There are also hybrids of the above, where a lender might also act as a broker.
Your real estate agent can also direct you to one of the above. This is often a way to get a preferred rate that you could not have gotten from the same institution on your own. Do not assume that just because you have been loyal to a bank for all of your business that they will give you the best rate. As was the case with this article’s author, he ended up using his savings bank but had to work with a referral from his real estate agent to get a better rate.
Check the Reviews
Referrals count when shopping for a mortgage. Check reliable websites such as these BBB (the Better Business Bureau) reviews for Freedom Mortgage. Research shows that 82% of people see the value in reading reviews.
Ask about Fees
Be sure to ask your lender or broker how they are going to be paid. Brokers are often paid fees that could be tacked on to your closing costs. Do not assume that just because you are in a bank that they are a lender. Don’t be afraid of broker fees if the mortgage they are offering is at a lower rate than a mortgage without fees.
Mortgage Cost Comparison Checklist
Do not compare mortgages by only looking at the monthly payment (although that is important.) Be sure to compare:
- Monthly payment
- Loan Term
- Type of loan (adjustable or fixed)
- If adjustable, determine how the rates will change when interest rates fall and rise.
- Interest Rates (ask if rates are quoted for the day or week)
- Points are another term for fees that are due the broker or lender. Sometimes to lower the interest rate you will need to pay more points. It makes sense that if you pay higher fees, the bank is making more money up front enabling them to charge less for the loan.
- Convert points into a dollar amount, so you fully understand what you are paying. Your broker or lender would gladly do this for you.
- Fees: not every mortgage will have all of these fees or will combine multiple fees into one number. If you cannot get an estimate, use a different lender or broker.
- Application fee
- Appraisal fee
- Loan Originating
- Closing costs
- APR (annual percentage rate): This is percentage rate that incorporates any fees paid to the broker, points, and any other charges. The number itself is the annual interest rate.
Some fees can be avoided with a “no cost” mortgage. Check the interest rate since the “fees” could be charged in the form of a higher interest rate.
Most lenders will require a down payment equal to 20% of the home price. If they require less than 20%, it is common to require the buyer to purchase insurance called PMI (private mortgage insurance). Some government programs require smaller down payments.
As you pay off your mortgage, and as the value of your home increases, you may be able to stop paying for the insurance.
Negotiating for the Best Deal
Do not be shy when playing one lender against another. Like any business, a mortgage lender has a quote to fill and under certain circumstances may be willing to extend a better offer.
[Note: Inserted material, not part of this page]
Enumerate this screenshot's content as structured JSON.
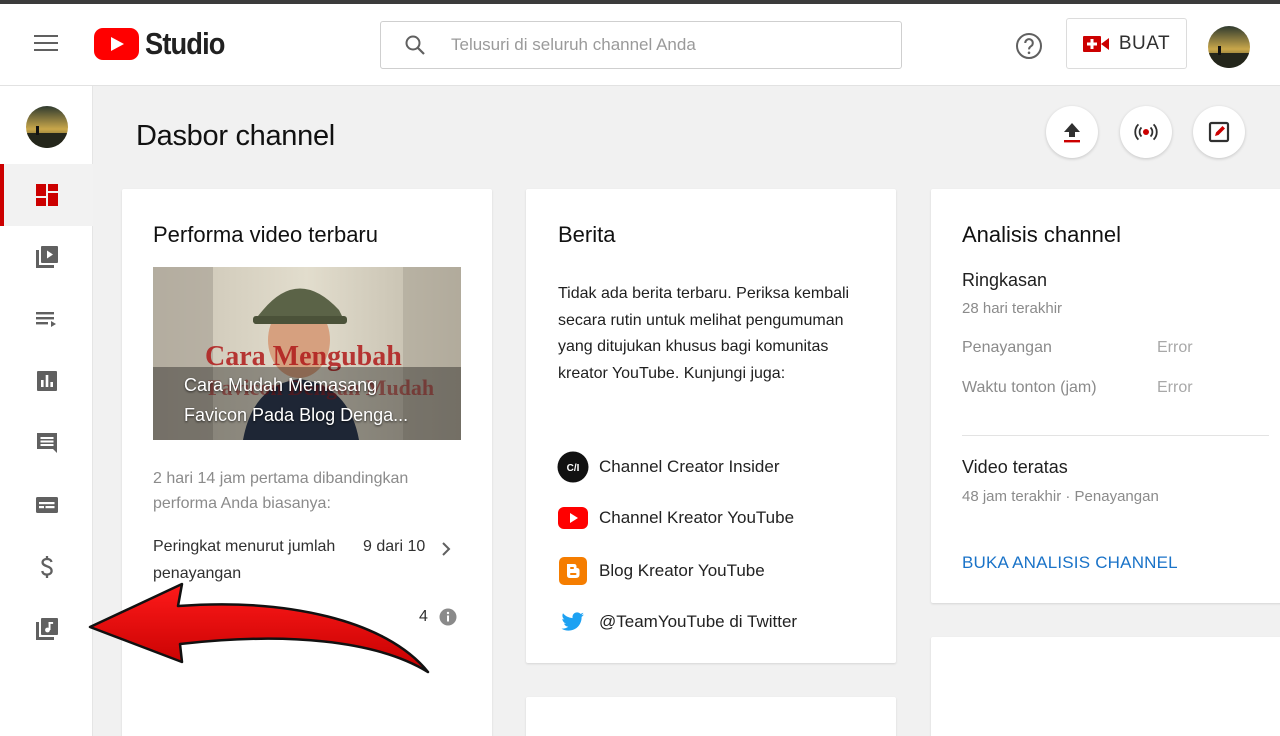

Ask for an itemized list of all fees so that you can ask for individual line items to be reduced or waived. Once you land on a price you like, ask the lender to “lock-in” the quote. Some lenders will charge a “lock-in” fee. Lock-ins do not always work in your favor since if rates decline you will not see your rate decline.
Mortgages and Bad Credit
Do not feel that you need to hide any credit problems. Mainstream lenders will often overlook problems such as unemployment. Request a credit report from one of the credit reporting agencies and proactively address any issues with the mortgage lender. Credit reporting agencies include Equifax, Experian, and TransUnion.